Date of Submission
Open Access Senior Thesis
Bachelor of Arts
Marjorie H. Charlop
The present study investigated the effects of learning from an iPad® to real-world skills for children with autism spectrum disorder (ASD). Research has demonstrated that for some children with ASD, electronic media such as an iPad® is highly motivating, highly preferred, and increasing in popularity in homes and in classrooms (Chen & Bernard-Opitz, 1993; Rideout, 2017; Shane & Albert, 2008). Because academic skills are often difficult for children with ASD due to problems with motivation, the current study used the motivating features of iPad® apps to teach real-world academic skills to children with ASD, with the hypothesis that skills would generalize to real-life. The current study used a multiple baseline design across 7 children (6 boys and 1 girl, ages 4-12) with ASD to assess the efficacy of an intervention using iPad® apps on teaching academic skills and the generalization of these learned skills. Baseline measures tested skills both on and off the iPad®, followed by an iPad®-only intervention. In the generalization phase, correct responding increased in comparison to baseline probes for five of the six participants who met mastery criterion during the iPad® intervention. Four participants generalized skills at higher than baseline levels to real-life probes after iPad® Intervention, and one after Booster iPad® Intervention sessions.

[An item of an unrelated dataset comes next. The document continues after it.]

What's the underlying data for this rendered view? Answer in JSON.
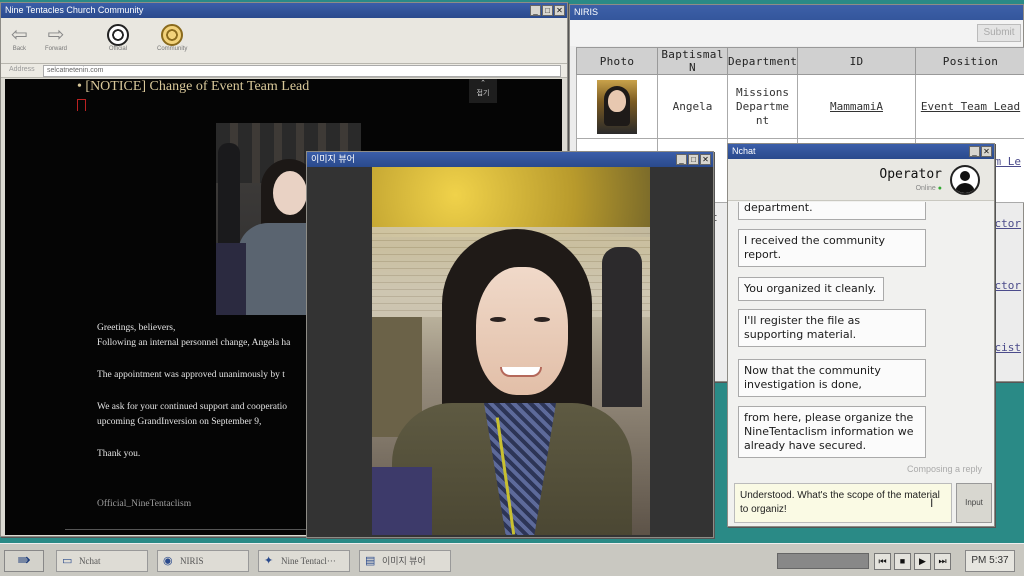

Klein, Claire, "Generalization of iPad®-Learned Skills in Children with Autism Spectrum Disorder" (2018). CMC Senior Theses. 1869.